Each entry below is to be reproduced exactly, though any pictures it holds must be omitted.

### Given entries
--------------------

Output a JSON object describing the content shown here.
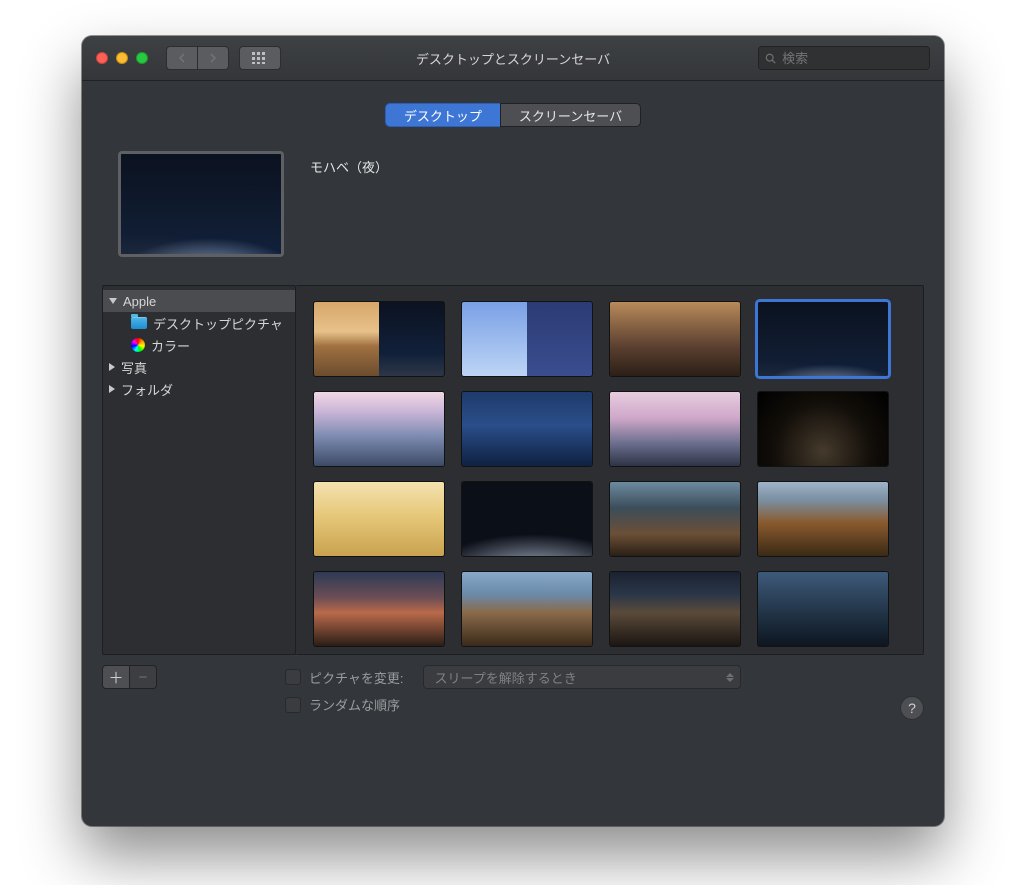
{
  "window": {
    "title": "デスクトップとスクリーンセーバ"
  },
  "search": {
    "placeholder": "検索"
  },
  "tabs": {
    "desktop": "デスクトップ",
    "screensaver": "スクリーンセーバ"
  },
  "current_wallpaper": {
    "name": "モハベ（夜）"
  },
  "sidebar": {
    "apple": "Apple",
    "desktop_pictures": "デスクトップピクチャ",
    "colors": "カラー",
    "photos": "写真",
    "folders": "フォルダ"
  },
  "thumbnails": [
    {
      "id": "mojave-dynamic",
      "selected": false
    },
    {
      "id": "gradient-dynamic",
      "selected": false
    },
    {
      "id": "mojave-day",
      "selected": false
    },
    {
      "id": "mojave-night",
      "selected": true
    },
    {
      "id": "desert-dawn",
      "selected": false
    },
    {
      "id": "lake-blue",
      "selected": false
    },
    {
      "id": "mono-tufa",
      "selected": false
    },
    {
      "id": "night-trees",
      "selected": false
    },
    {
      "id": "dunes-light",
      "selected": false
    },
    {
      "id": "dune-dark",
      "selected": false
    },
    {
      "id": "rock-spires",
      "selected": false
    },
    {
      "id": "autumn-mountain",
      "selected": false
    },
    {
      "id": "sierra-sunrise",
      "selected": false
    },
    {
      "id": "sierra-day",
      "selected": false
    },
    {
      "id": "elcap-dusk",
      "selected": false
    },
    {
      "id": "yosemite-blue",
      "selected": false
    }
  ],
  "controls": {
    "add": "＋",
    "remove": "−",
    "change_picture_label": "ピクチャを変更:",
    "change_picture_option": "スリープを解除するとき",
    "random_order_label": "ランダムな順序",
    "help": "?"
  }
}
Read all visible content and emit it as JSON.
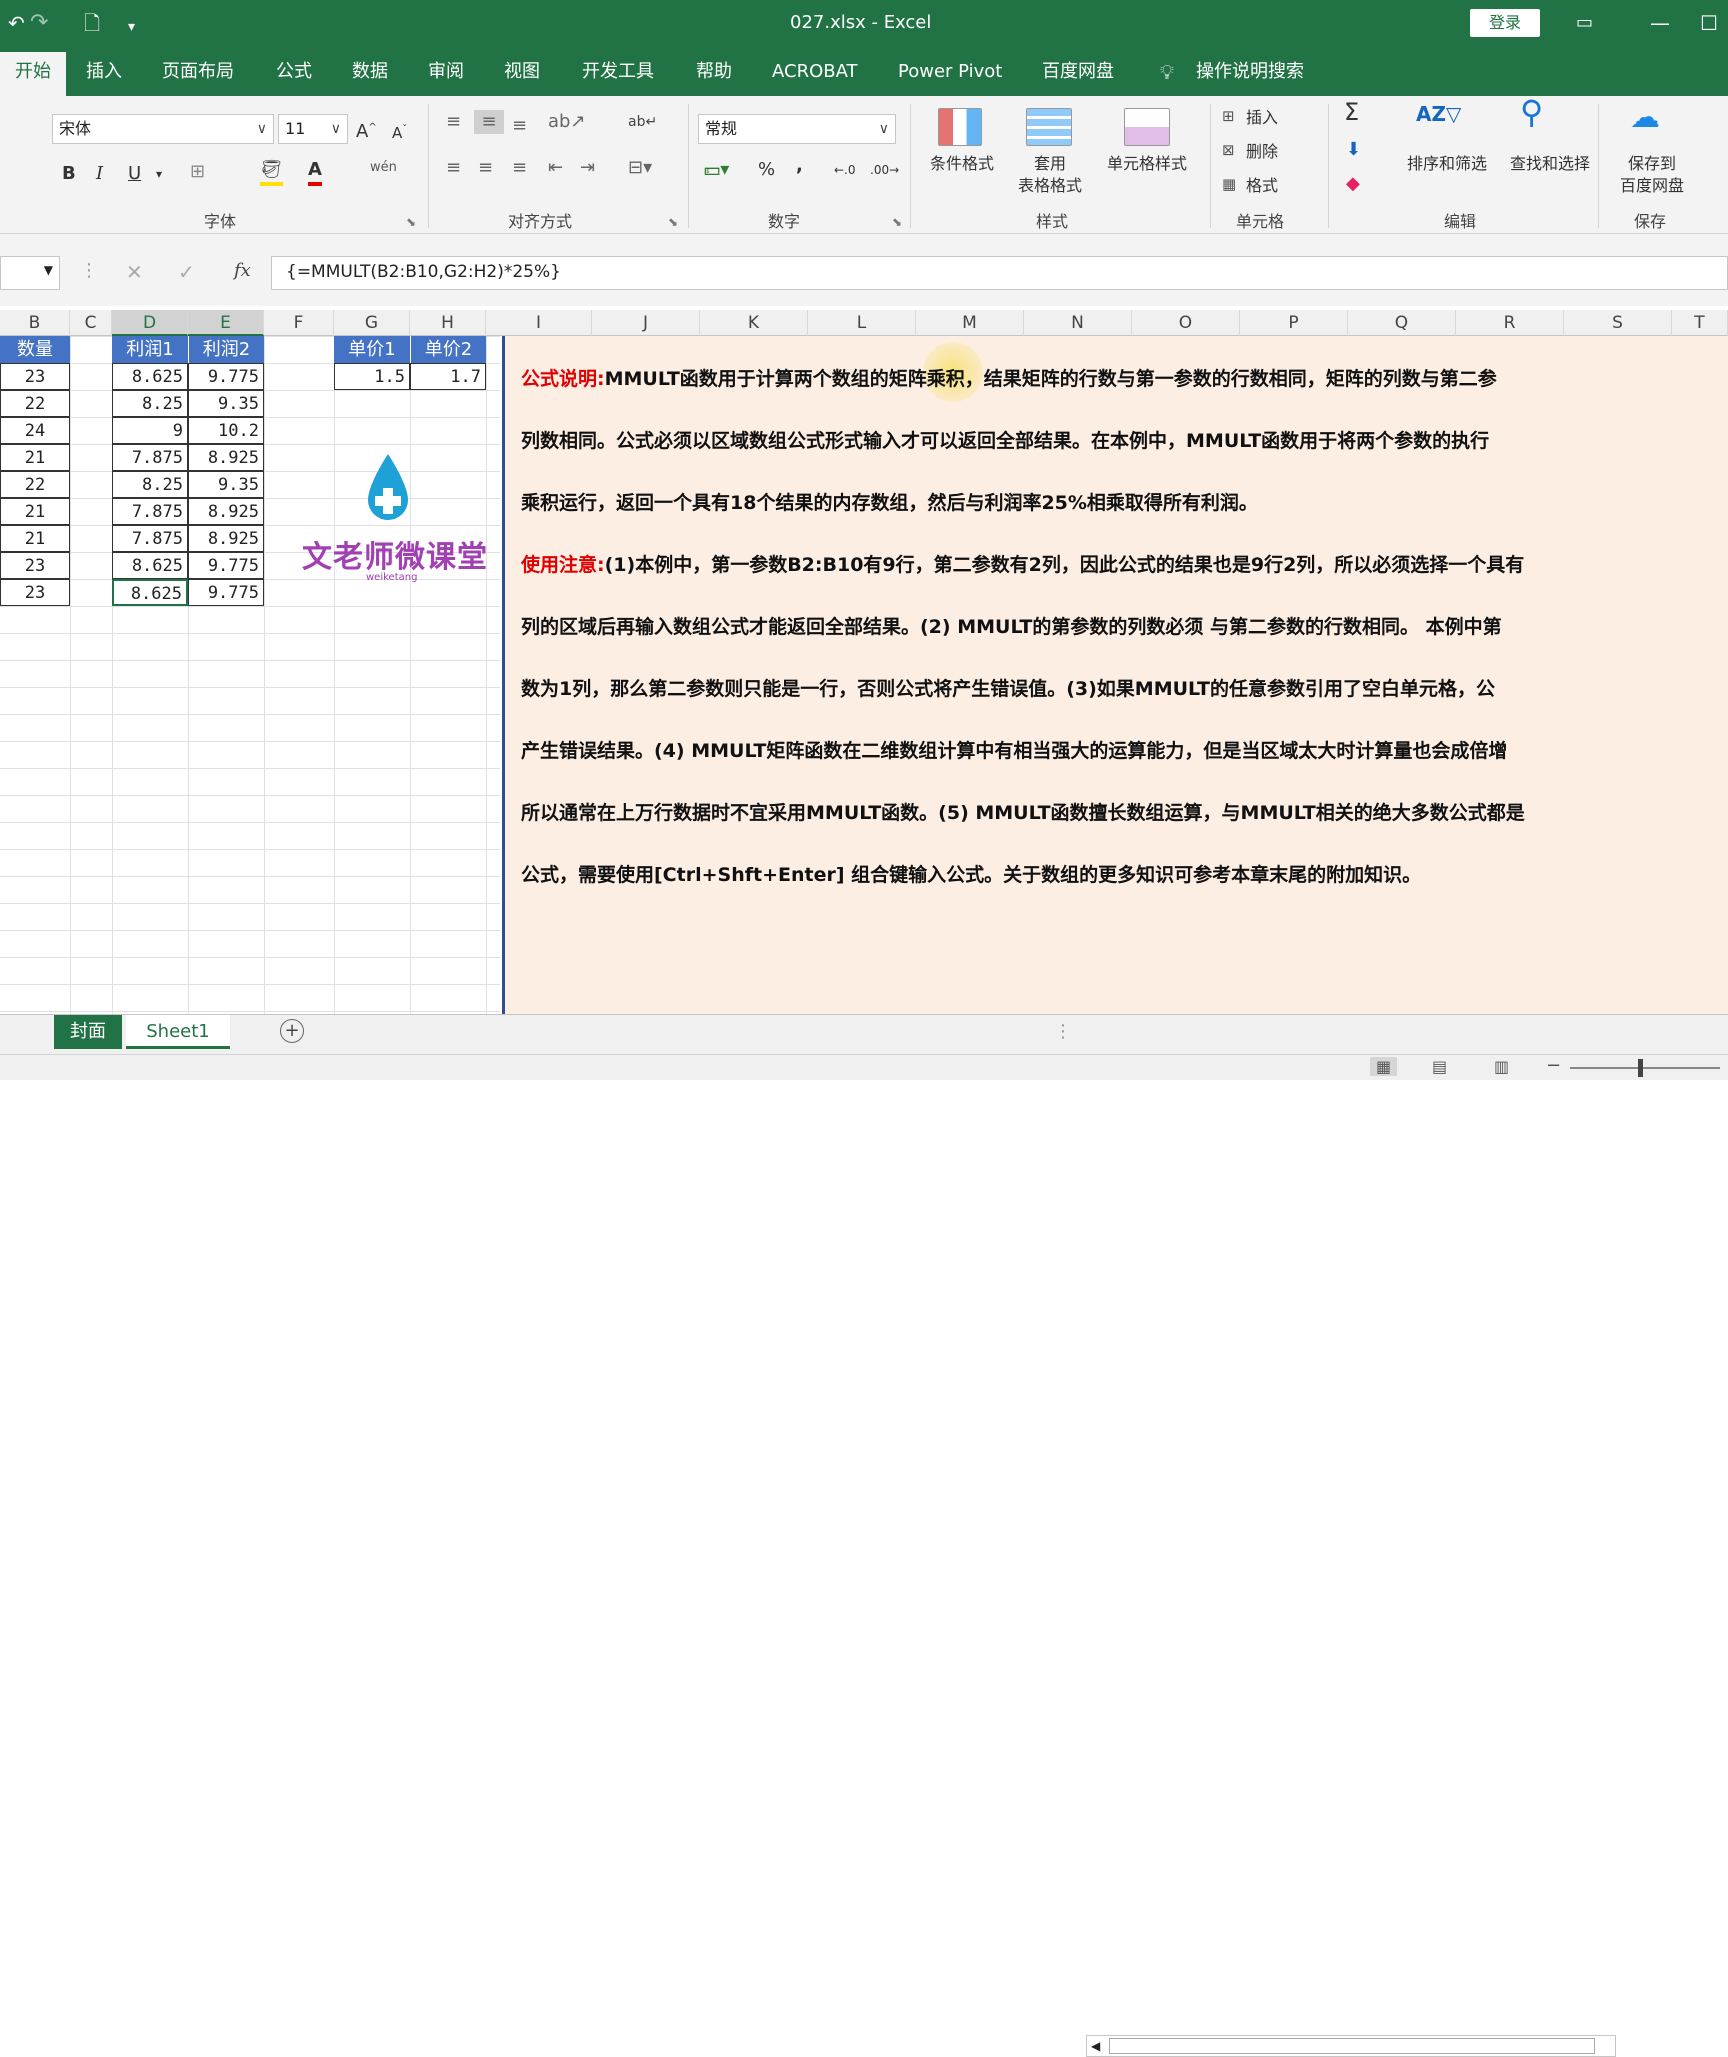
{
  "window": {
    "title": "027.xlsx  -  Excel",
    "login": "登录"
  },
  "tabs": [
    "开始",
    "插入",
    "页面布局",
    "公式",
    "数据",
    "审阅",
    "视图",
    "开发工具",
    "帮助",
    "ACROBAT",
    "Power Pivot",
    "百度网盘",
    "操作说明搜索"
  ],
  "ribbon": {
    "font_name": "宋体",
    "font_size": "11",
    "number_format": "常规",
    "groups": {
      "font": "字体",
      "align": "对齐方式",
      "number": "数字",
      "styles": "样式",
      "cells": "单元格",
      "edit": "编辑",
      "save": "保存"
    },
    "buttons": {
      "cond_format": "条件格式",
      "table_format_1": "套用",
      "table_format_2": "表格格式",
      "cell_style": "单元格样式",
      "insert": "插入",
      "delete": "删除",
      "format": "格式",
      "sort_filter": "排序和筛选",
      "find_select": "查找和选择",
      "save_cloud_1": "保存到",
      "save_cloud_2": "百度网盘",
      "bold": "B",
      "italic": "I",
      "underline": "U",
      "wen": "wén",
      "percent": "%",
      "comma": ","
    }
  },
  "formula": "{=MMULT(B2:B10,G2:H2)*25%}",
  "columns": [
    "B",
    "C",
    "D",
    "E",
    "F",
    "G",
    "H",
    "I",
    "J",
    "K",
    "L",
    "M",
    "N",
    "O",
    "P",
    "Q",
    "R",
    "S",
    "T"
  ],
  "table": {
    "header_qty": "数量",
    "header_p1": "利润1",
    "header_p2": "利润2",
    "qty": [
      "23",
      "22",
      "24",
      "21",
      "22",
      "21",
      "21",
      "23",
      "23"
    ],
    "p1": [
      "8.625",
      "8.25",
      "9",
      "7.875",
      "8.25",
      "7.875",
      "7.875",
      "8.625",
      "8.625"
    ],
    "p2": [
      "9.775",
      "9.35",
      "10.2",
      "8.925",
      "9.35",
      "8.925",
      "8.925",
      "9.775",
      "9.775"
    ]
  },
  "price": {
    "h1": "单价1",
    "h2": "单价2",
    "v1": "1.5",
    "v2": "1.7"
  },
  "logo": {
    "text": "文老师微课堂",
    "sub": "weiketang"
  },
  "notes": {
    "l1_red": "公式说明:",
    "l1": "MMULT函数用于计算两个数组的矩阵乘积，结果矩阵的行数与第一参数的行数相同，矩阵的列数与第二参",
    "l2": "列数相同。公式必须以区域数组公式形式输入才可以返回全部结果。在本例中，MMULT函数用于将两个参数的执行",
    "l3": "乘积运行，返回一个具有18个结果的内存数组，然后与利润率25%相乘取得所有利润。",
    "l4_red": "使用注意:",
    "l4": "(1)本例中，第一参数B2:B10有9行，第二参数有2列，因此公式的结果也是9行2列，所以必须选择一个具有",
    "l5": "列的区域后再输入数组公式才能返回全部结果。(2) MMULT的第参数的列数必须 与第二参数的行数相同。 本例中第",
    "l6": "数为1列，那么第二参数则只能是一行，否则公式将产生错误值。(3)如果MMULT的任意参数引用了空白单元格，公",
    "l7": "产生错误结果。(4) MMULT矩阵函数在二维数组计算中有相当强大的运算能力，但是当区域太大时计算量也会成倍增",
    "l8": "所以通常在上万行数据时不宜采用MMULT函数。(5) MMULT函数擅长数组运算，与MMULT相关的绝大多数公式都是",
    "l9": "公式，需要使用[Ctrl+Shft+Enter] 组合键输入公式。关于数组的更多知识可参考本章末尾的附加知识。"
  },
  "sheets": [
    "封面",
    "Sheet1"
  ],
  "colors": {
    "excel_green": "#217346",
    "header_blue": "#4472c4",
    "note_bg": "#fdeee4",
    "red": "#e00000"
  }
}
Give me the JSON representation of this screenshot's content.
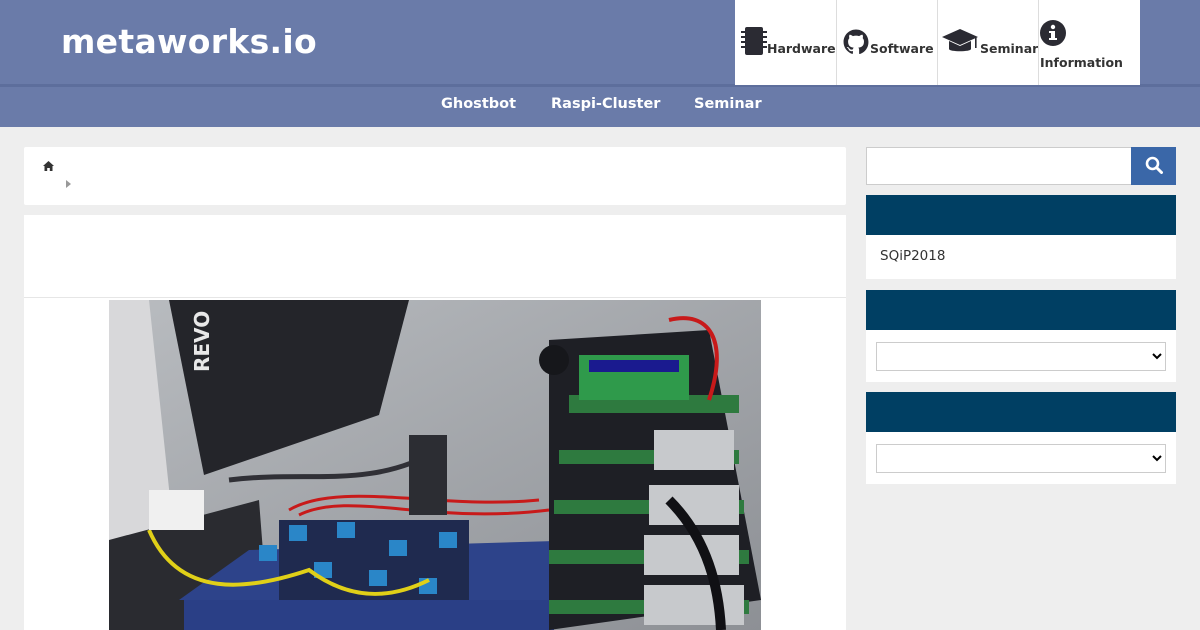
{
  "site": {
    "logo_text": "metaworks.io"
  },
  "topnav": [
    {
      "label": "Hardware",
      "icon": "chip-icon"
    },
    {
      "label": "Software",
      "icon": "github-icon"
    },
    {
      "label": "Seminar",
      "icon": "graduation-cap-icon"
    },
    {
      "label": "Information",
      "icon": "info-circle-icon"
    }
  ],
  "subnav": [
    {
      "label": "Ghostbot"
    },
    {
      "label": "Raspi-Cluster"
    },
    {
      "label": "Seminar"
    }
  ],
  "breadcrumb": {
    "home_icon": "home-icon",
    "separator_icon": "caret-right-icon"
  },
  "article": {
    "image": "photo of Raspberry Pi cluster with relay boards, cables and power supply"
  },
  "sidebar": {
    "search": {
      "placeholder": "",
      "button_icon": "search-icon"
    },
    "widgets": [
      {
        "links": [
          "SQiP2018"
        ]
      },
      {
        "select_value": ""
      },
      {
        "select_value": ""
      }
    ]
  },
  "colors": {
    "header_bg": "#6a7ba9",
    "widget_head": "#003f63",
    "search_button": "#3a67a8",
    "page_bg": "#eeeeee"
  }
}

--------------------

### Output
Output a JSON object describing the content shown here.
{
  "window": {
    "title": "デスクトップとスクリーンセーバ"
  },
  "search": {
    "placeholder": "検索"
  },
  "tabs": {
    "desktop": "デスクトップ",
    "screensaver": "スクリーンセーバ"
  },
  "current_wallpaper": {
    "name": "モハベ（夜）"
  },
  "sidebar": {
    "apple": "Apple",
    "desktop_pictures": "デスクトップピクチャ",
    "colors": "カラー",
    "photos": "写真",
    "folders": "フォルダ"
  },
  "thumbnails": [
    {
      "id": "mojave-dynamic",
      "selected": false
    },
    {
      "id": "gradient-dynamic",
      "selected": false
    },
    {
      "id": "mojave-day",
      "selected": false
    },
    {
      "id": "mojave-night",
      "selected": true
    },
    {
      "id": "desert-dawn",
      "selected": false
    },
    {
      "id": "lake-blue",
      "selected": false
    },
    {
      "id": "mono-tufa",
      "selected": false
    },
    {
      "id": "night-trees",
      "selected": false
    },
    {
      "id": "dunes-light",
      "selected": false
    },
    {
      "id": "dune-dark",
      "selected": false
    },
    {
      "id": "rock-spires",
      "selected": false
    },
    {
      "id": "autumn-mountain",
      "selected": false
    },
    {
      "id": "sierra-sunrise",
      "selected": false
    },
    {
      "id": "sierra-day",
      "selected": false
    },
    {
      "id": "elcap-dusk",
      "selected": false
    },
    {
      "id": "yosemite-blue",
      "selected": false
    }
  ],
  "controls": {
    "add": "＋",
    "remove": "−",
    "change_picture_label": "ピクチャを変更:",
    "change_picture_option": "スリープを解除するとき",
    "random_order_label": "ランダムな順序",
    "help": "?"
  }
}
Read all visible content and emit it as JSON.
{
  "window": {
    "title": "027.xlsx  -  Excel",
    "login": "登录"
  },
  "tabs": [
    "开始",
    "插入",
    "页面布局",
    "公式",
    "数据",
    "审阅",
    "视图",
    "开发工具",
    "帮助",
    "ACROBAT",
    "Power Pivot",
    "百度网盘",
    "操作说明搜索"
  ],
  "ribbon": {
    "font_name": "宋体",
    "font_size": "11",
    "number_format": "常规",
    "groups": {
      "font": "字体",
      "align": "对齐方式",
      "number": "数字",
      "styles": "样式",
      "cells": "单元格",
      "edit": "编辑",
      "save": "保存"
    },
    "buttons": {
      "cond_format": "条件格式",
      "table_format_1": "套用",
      "table_format_2": "表格格式",
      "cell_style": "单元格样式",
      "insert": "插入",
      "delete": "删除",
      "format": "格式",
      "sort_filter": "排序和筛选",
      "find_select": "查找和选择",
      "save_cloud_1": "保存到",
      "save_cloud_2": "百度网盘",
      "bold": "B",
      "italic": "I",
      "underline": "U",
      "wen": "wén",
      "percent": "%",
      "comma": ","
    }
  },
  "formula": "{=MMULT(B2:B10,G2:H2)*25%}",
  "columns": [
    "B",
    "C",
    "D",
    "E",
    "F",
    "G",
    "H",
    "I",
    "J",
    "K",
    "L",
    "M",
    "N",
    "O",
    "P",
    "Q",
    "R",
    "S",
    "T"
  ],
  "table": {
    "header_qty": "数量",
    "header_p1": "利润1",
    "header_p2": "利润2",
    "qty": [
      "23",
      "22",
      "24",
      "21",
      "22",
      "21",
      "21",
      "23",
      "23"
    ],
    "p1": [
      "8.625",
      "8.25",
      "9",
      "7.875",
      "8.25",
      "7.875",
      "7.875",
      "8.625",
      "8.625"
    ],
    "p2": [
      "9.775",
      "9.35",
      "10.2",
      "8.925",
      "9.35",
      "8.925",
      "8.925",
      "9.775",
      "9.775"
    ]
  },
  "price": {
    "h1": "单价1",
    "h2": "单价2",
    "v1": "1.5",
    "v2": "1.7"
  },
  "logo": {
    "text": "文老师微课堂",
    "sub": "weiketang"
  },
  "notes": {
    "l1_red": "公式说明:",
    "l1": "MMULT函数用于计算两个数组的矩阵乘积，结果矩阵的行数与第一参数的行数相同，矩阵的列数与第二参",
    "l2": "列数相同。公式必须以区域数组公式形式输入才可以返回全部结果。在本例中，MMULT函数用于将两个参数的执行",
    "l3": "乘积运行，返回一个具有18个结果的内存数组，然后与利润率25%相乘取得所有利润。",
    "l4_red": "使用注意:",
    "l4": "(1)本例中，第一参数B2:B10有9行，第二参数有2列，因此公式的结果也是9行2列，所以必须选择一个具有",
    "l5": "列的区域后再输入数组公式才能返回全部结果。(2) MMULT的第参数的列数必须 与第二参数的行数相同。 本例中第",
    "l6": "数为1列，那么第二参数则只能是一行，否则公式将产生错误值。(3)如果MMULT的任意参数引用了空白单元格，公",
    "l7": "产生错误结果。(4) MMULT矩阵函数在二维数组计算中有相当强大的运算能力，但是当区域太大时计算量也会成倍增",
    "l8": "所以通常在上万行数据时不宜采用MMULT函数。(5) MMULT函数擅长数组运算，与MMULT相关的绝大多数公式都是",
    "l9": "公式，需要使用[Ctrl+Shft+Enter] 组合键输入公式。关于数组的更多知识可参考本章末尾的附加知识。"
  },
  "sheets": [
    "封面",
    "Sheet1"
  ],
  "colors": {
    "excel_green": "#217346",
    "header_blue": "#4472c4",
    "note_bg": "#fdeee4",
    "red": "#e00000"
  }
}
Give me the JSON representation of this screenshot's content.
{
  "site": {
    "logo_text": "metaworks.io"
  },
  "topnav": [
    {
      "label": "Hardware",
      "icon": "chip-icon"
    },
    {
      "label": "Software",
      "icon": "github-icon"
    },
    {
      "label": "Seminar",
      "icon": "graduation-cap-icon"
    },
    {
      "label": "Information",
      "icon": "info-circle-icon"
    }
  ],
  "subnav": [
    {
      "label": "Ghostbot"
    },
    {
      "label": "Raspi-Cluster"
    },
    {
      "label": "Seminar"
    }
  ],
  "breadcrumb": {
    "home_icon": "home-icon",
    "separator_icon": "caret-right-icon"
  },
  "article": {
    "image": "photo of Raspberry Pi cluster with relay boards, cables and power supply"
  },
  "sidebar": {
    "search": {
      "placeholder": "",
      "button_icon": "search-icon"
    },
    "widgets": [
      {
        "links": [
          "SQiP2018"
        ]
      },
      {
        "select_value": ""
      },
      {
        "select_value": ""
      }
    ]
  },
  "colors": {
    "header_bg": "#6a7ba9",
    "widget_head": "#003f63",
    "search_button": "#3a67a8",
    "page_bg": "#eeeeee"
  }
}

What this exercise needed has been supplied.